PROVIDED DATA:
━━━━━━━━━━
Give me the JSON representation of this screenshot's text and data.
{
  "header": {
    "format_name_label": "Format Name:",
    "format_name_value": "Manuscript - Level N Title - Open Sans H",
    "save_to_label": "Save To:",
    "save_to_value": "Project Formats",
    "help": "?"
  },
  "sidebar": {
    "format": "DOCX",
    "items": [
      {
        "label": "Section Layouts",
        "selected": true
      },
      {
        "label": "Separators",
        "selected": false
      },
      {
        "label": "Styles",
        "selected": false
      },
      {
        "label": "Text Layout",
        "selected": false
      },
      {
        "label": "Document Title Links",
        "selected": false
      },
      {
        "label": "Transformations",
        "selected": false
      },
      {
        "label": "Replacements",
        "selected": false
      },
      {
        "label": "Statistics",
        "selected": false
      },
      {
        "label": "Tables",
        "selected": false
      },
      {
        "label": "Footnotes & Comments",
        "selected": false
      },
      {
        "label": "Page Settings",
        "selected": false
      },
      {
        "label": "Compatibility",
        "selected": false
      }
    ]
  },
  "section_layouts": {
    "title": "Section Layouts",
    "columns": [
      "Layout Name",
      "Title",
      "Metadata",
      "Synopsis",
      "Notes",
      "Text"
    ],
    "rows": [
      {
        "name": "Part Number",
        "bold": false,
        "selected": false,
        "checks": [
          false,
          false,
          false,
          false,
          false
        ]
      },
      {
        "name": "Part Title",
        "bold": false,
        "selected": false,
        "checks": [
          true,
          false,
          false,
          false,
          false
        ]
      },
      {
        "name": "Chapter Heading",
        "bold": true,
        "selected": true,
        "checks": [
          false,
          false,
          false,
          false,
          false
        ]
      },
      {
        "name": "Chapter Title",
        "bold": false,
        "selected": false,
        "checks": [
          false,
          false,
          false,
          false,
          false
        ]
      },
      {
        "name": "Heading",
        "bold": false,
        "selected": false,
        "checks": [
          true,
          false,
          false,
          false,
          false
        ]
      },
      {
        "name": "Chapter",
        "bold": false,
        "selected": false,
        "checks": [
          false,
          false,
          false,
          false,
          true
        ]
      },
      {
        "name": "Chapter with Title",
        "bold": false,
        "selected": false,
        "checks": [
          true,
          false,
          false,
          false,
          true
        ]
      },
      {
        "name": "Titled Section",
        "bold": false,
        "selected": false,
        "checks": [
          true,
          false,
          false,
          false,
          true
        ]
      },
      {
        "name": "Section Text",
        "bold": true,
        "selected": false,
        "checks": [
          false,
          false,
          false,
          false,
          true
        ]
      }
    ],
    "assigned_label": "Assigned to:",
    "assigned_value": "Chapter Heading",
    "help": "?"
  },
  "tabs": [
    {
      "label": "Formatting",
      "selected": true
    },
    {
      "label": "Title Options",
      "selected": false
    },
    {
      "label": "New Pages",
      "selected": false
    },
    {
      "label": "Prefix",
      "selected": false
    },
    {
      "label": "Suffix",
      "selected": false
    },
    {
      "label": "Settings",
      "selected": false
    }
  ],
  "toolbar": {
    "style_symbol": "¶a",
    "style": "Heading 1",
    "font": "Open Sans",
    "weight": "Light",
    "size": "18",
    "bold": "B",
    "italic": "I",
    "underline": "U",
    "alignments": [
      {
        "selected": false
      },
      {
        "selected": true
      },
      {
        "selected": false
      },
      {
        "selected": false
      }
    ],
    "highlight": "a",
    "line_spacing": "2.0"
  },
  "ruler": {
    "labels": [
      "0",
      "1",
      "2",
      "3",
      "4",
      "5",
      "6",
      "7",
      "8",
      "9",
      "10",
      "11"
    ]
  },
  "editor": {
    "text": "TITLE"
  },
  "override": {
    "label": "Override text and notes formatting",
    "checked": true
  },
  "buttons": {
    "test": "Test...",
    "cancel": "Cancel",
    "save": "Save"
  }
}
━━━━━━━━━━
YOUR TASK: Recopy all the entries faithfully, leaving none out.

SOLUTION TO THIS PROBLEM:
Give me the JSON representation of this screenshot's text and data.
{
  "header": {
    "format_name_label": "Format Name:",
    "format_name_value": "Manuscript - Level N Title - Open Sans H",
    "save_to_label": "Save To:",
    "save_to_value": "Project Formats",
    "help": "?"
  },
  "sidebar": {
    "format": "DOCX",
    "items": [
      {
        "label": "Section Layouts",
        "selected": true
      },
      {
        "label": "Separators",
        "selected": false
      },
      {
        "label": "Styles",
        "selected": false
      },
      {
        "label": "Text Layout",
        "selected": false
      },
      {
        "label": "Document Title Links",
        "selected": false
      },
      {
        "label": "Transformations",
        "selected": false
      },
      {
        "label": "Replacements",
        "selected": false
      },
      {
        "label": "Statistics",
        "selected": false
      },
      {
        "label": "Tables",
        "selected": false
      },
      {
        "label": "Footnotes & Comments",
        "selected": false
      },
      {
        "label": "Page Settings",
        "selected": false
      },
      {
        "label": "Compatibility",
        "selected": false
      }
    ]
  },
  "section_layouts": {
    "title": "Section Layouts",
    "columns": [
      "Layout Name",
      "Title",
      "Metadata",
      "Synopsis",
      "Notes",
      "Text"
    ],
    "rows": [
      {
        "name": "Part Number",
        "bold": false,
        "selected": false,
        "checks": [
          false,
          false,
          false,
          false,
          false
        ]
      },
      {
        "name": "Part Title",
        "bold": false,
        "selected": false,
        "checks": [
          true,
          false,
          false,
          false,
          false
        ]
      },
      {
        "name": "Chapter Heading",
        "bold": true,
        "selected": true,
        "checks": [
          false,
          false,
          false,
          false,
          false
        ]
      },
      {
        "name": "Chapter Title",
        "bold": false,
        "selected": false,
        "checks": [
          false,
          false,
          false,
          false,
          false
        ]
      },
      {
        "name": "Heading",
        "bold": false,
        "selected": false,
        "checks": [
          true,
          false,
          false,
          false,
          false
        ]
      },
      {
        "name": "Chapter",
        "bold": false,
        "selected": false,
        "checks": [
          false,
          false,
          false,
          false,
          true
        ]
      },
      {
        "name": "Chapter with Title",
        "bold": false,
        "selected": false,
        "checks": [
          true,
          false,
          false,
          false,
          true
        ]
      },
      {
        "name": "Titled Section",
        "bold": false,
        "selected": false,
        "checks": [
          true,
          false,
          false,
          false,
          true
        ]
      },
      {
        "name": "Section Text",
        "bold": true,
        "selected": false,
        "checks": [
          false,
          false,
          false,
          false,
          true
        ]
      }
    ],
    "assigned_label": "Assigned to:",
    "assigned_value": "Chapter Heading",
    "help": "?"
  },
  "tabs": [
    {
      "label": "Formatting",
      "selected": true
    },
    {
      "label": "Title Options",
      "selected": false
    },
    {
      "label": "New Pages",
      "selected": false
    },
    {
      "label": "Prefix",
      "selected": false
    },
    {
      "label": "Suffix",
      "selected": false
    },
    {
      "label": "Settings",
      "selected": false
    }
  ],
  "toolbar": {
    "style_symbol": "¶a",
    "style": "Heading 1",
    "font": "Open Sans",
    "weight": "Light",
    "size": "18",
    "bold": "B",
    "italic": "I",
    "underline": "U",
    "alignments": [
      {
        "selected": false
      },
      {
        "selected": true
      },
      {
        "selected": false
      },
      {
        "selected": false
      }
    ],
    "highlight": "a",
    "line_spacing": "2.0"
  },
  "ruler": {
    "labels": [
      "0",
      "1",
      "2",
      "3",
      "4",
      "5",
      "6",
      "7",
      "8",
      "9",
      "10",
      "11"
    ]
  },
  "editor": {
    "text": "TITLE"
  },
  "override": {
    "label": "Override text and notes formatting",
    "checked": true
  },
  "buttons": {
    "test": "Test...",
    "cancel": "Cancel",
    "save": "Save"
  }
}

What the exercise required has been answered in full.